Records for processing START
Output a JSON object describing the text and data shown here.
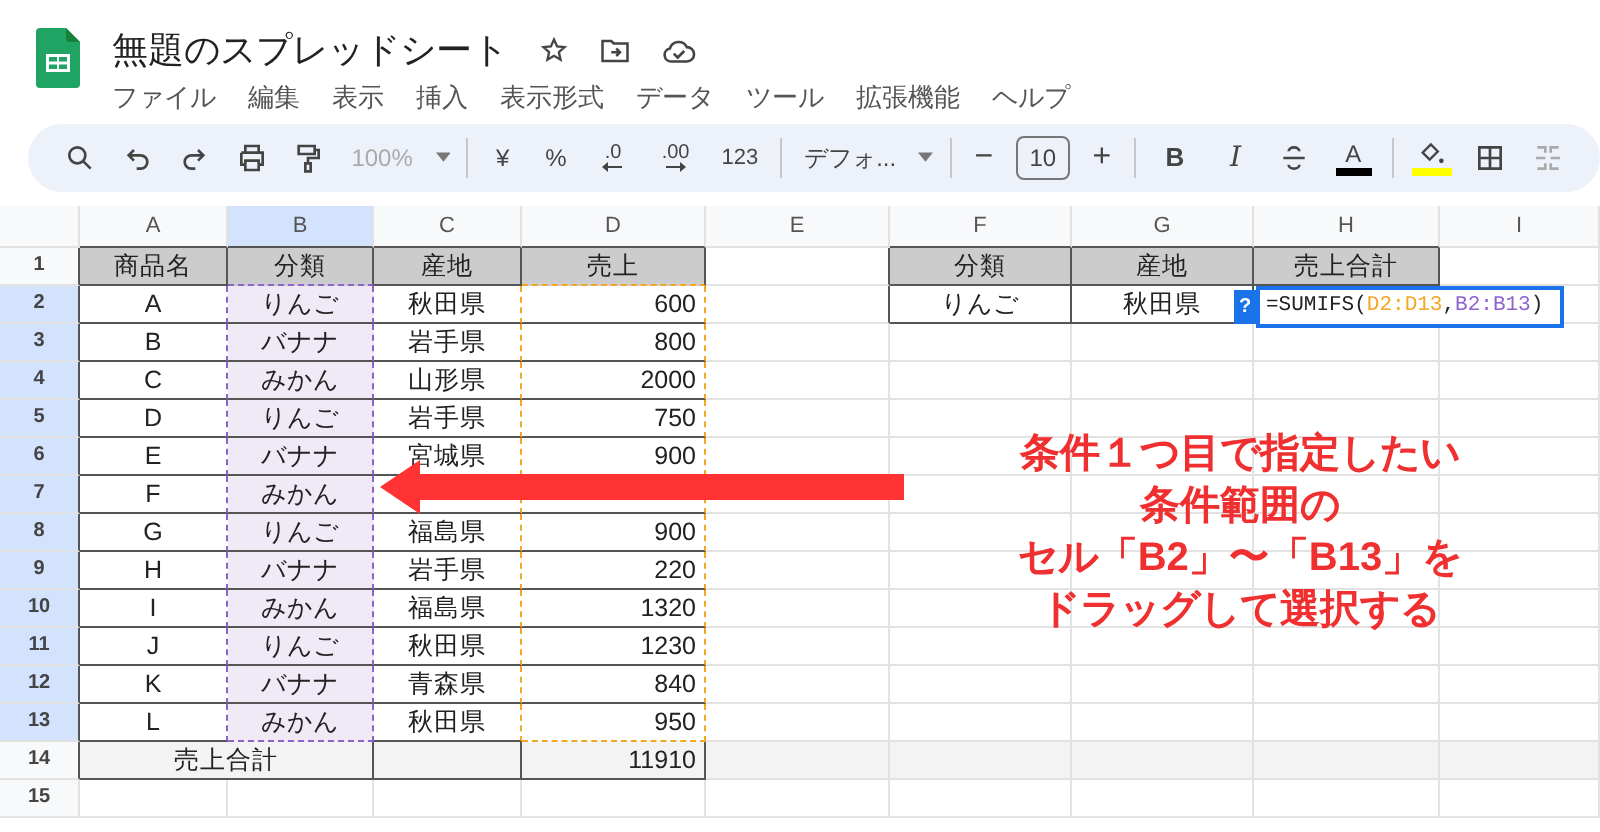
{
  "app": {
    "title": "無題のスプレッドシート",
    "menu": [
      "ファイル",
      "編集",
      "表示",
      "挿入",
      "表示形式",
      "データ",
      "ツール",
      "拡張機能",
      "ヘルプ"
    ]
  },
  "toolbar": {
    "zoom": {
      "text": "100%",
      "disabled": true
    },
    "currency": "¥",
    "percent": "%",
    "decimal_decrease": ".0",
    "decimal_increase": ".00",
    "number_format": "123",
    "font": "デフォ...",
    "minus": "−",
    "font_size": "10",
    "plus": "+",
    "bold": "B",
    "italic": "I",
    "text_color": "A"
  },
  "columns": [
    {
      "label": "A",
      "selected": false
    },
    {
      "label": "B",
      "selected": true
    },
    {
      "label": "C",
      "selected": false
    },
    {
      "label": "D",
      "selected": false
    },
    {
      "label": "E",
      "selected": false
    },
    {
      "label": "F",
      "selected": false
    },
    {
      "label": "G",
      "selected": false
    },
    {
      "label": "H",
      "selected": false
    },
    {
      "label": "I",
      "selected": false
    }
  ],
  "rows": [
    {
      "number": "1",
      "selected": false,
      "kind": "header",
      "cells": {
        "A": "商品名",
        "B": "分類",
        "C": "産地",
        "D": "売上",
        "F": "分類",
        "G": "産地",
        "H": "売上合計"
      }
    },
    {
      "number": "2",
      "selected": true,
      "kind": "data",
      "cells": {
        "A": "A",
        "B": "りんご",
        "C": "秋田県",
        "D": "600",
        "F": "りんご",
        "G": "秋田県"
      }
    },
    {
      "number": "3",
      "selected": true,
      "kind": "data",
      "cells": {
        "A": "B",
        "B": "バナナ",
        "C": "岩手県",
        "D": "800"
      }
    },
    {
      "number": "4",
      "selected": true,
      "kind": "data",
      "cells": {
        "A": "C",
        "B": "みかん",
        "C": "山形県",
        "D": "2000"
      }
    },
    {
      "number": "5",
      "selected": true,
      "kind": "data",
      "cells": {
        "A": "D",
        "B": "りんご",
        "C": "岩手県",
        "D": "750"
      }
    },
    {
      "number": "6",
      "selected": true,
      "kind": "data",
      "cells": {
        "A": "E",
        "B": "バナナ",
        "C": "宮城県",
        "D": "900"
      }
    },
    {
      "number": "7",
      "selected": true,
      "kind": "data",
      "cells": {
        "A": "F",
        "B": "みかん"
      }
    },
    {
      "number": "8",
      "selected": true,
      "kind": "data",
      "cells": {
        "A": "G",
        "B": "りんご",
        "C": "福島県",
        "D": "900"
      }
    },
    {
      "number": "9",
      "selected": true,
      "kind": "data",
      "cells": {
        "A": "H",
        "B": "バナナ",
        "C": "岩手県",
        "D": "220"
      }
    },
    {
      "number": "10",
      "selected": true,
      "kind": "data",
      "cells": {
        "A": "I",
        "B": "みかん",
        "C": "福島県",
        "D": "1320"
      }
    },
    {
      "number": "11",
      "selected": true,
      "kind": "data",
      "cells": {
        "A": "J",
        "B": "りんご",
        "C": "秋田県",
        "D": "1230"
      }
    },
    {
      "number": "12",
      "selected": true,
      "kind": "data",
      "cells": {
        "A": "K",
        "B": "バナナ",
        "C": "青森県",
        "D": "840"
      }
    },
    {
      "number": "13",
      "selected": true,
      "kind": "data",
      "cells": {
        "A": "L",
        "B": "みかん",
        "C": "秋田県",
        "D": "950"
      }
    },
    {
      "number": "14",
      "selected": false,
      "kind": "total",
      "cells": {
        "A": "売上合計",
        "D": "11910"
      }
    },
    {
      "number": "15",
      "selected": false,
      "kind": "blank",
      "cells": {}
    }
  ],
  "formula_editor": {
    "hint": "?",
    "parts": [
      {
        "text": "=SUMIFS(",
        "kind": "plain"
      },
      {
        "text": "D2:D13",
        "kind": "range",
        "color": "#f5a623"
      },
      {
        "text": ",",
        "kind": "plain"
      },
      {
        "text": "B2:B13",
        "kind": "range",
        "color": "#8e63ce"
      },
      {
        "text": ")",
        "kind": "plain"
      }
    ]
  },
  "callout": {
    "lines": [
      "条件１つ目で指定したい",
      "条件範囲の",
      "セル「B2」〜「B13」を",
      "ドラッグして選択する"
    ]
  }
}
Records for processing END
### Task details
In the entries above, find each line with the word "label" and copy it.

### Task solution
      "label": "A",
      "label": "B",
      "label": "C",
      "label": "D",
      "label": "E",
      "label": "F",
      "label": "G",
      "label": "H",
      "label": "I",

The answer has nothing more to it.